**INSTRUCTIONS FOR THE TASK**
In how many lines of the data below does the word "this" appear? Reply with the number and nothing more.

**STORED DATA**
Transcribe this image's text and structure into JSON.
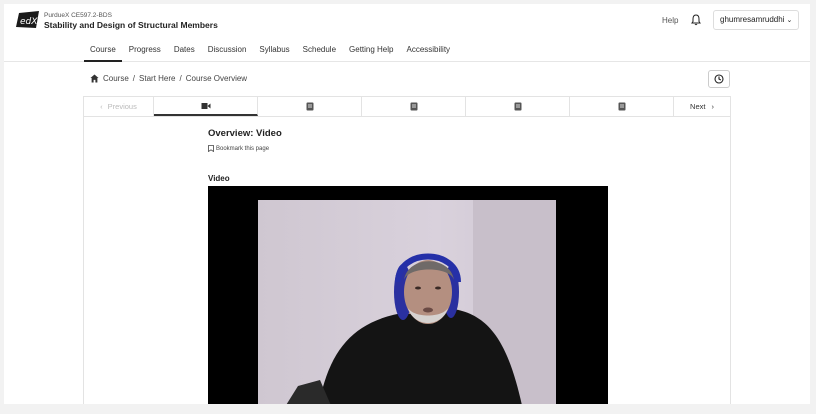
{
  "header": {
    "org": "PurdueX CE597.2-BDS",
    "course_title": "Stability and Design of Structural Members",
    "help_label": "Help",
    "username": "ghumresamruddhi",
    "user_chevron": "⌄"
  },
  "nav": {
    "tabs": [
      "Course",
      "Progress",
      "Dates",
      "Discussion",
      "Syllabus",
      "Schedule",
      "Getting Help",
      "Accessibility"
    ],
    "active_index": 0
  },
  "breadcrumb": {
    "items": [
      "Course",
      "Start Here",
      "Course Overview"
    ],
    "separator": "/"
  },
  "sequence": {
    "previous_label": "Previous",
    "next_label": "Next",
    "units": [
      {
        "icon": "video-icon",
        "active": true
      },
      {
        "icon": "document-icon",
        "active": false
      },
      {
        "icon": "document-icon",
        "active": false
      },
      {
        "icon": "document-icon",
        "active": false
      },
      {
        "icon": "document-icon",
        "active": false
      }
    ]
  },
  "content": {
    "title": "Overview: Video",
    "bookmark_label": "Bookmark this page",
    "video_label": "Video"
  },
  "colors": {
    "accent": "#222222",
    "muted": "#bbbbbb",
    "border": "#e3e3e3"
  }
}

**TASK OUTPUT**
2